In summary, at the first sign of expiration dates passing, visual mold, foul odors, texture changes or illness, cat treats exhibiting any of these conditions should be immediately discarded. Do not take risks by feeding possibly spoiled treats. Your cat’s health and safety is too important!

Key Takeaways on Cat Treat Expiration & Safety

To recap, following are the key facts and tips to remember about cat treat expiration, storage and safety:

  • Cat treats contain fats, proteins and moisture content that inevitably cause them to spoil over time, making expiration dates critical. Feeding expired treats poses major health dangers.
  • Different treat types last varying lengths – from just 3-5 days for homemade treats to 2+ years for freeze-dried types when stored properly.
  • Always store unopened treats in a cool, dry pantry in their original packaging. Once opened, refrigerate perishable varieties and use airtight containers.
  • Look for “sell by”, “use by” or “best by” dates on packages. Also check manufacturing and lot codes for back up.
  • Discard treats at the first sight of mold, foul odors, texture changes or other signs of spoilage regardless of the date. Don’t take risks.
  • When in doubt, throw it out! Getting a fresh treat is better than an emergency vet visit from spoiled treats.
  • Wash hands before and after handling treats to prevent bacterial spread.
  • Avoid raw treats which may contain harmful bacteria. Cooking treats eliminates risks.
  • Never exceed any expiration dates. Use by, Best by and Sell by dates indicate spoilage risk.
  • If your cat gets sick after eating treats, discard the entire remaining package.
  • Soft, moist treats last about 6-8 months. Crunchy biscuits last 9-12 months. Freeze-dried types last 18-24 months.
  • Once opened, reseal or refrigerate treats. Soft types last 5-7 days, crunchy 2-3 weeks, freeze-dried 3-4 weeks.
  • If mold is present anywhere, immediately discard the entire package of treats.

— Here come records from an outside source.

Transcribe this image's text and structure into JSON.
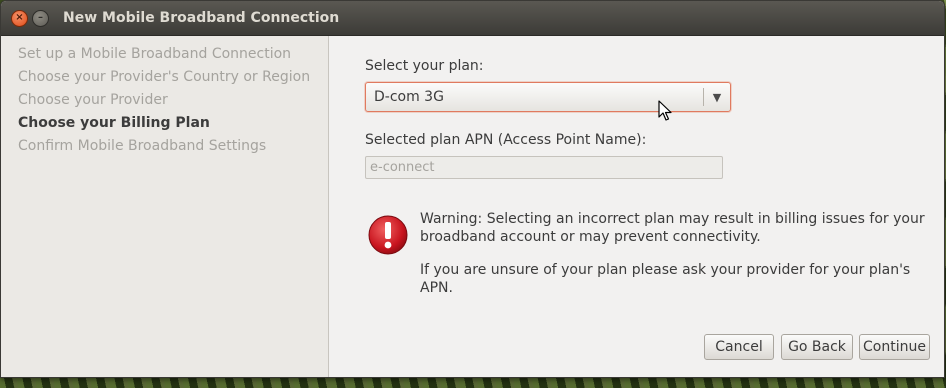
{
  "window": {
    "title": "New Mobile Broadband Connection"
  },
  "sidebar": {
    "steps": [
      {
        "label": "Set up a Mobile Broadband Connection"
      },
      {
        "label": "Choose your Provider's Country or Region"
      },
      {
        "label": "Choose your Provider"
      },
      {
        "label": "Choose your Billing Plan"
      },
      {
        "label": "Confirm Mobile Broadband Settings"
      }
    ],
    "active_step": "Choose your Billing Plan"
  },
  "plan": {
    "label": "Select your plan:",
    "selected": "D-com 3G"
  },
  "apn": {
    "label": "Selected plan APN (Access Point Name):",
    "value": "e-connect"
  },
  "warning": {
    "line1": "Warning: Selecting an incorrect plan may result in billing issues for your",
    "line2": "broadband account or may prevent connectivity.",
    "line3": "If you are unsure of your plan please ask your provider for your plan's APN."
  },
  "buttons": {
    "cancel": "Cancel",
    "back": "Go Back",
    "continue": "Continue"
  },
  "icons": {
    "close": "close-icon",
    "minimize": "minimize-icon",
    "warning": "warning-icon",
    "dropdown": "chevron-down-icon",
    "cursor": "mouse-cursor-icon"
  },
  "colors": {
    "focus_border": "#e07a5f",
    "warning_red": "#d6202b",
    "titlebar": "#3c3b37"
  }
}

Mold releases mycotoxins.
  • Store unopened treats in a cool, dry pantry away from heat, humidity and sunlight to maximize freshness.
  • Freeze homemade treats for long term storage. Refrigerate after making for up to 5-7 days.

By understanding all the science behind cat treat expiration, proper storage methods, shelf lives, expiration dates, signs of spoilage and safety tips provided in detail throughout this guide, cat owners can make well-informed decisions about their treats. Follow these best practices to reduce the risks of foodborne illness and keep your cat healthy. Discard expired treats as soon as they display any signs of age – your cat’s safety and wellbeing come first!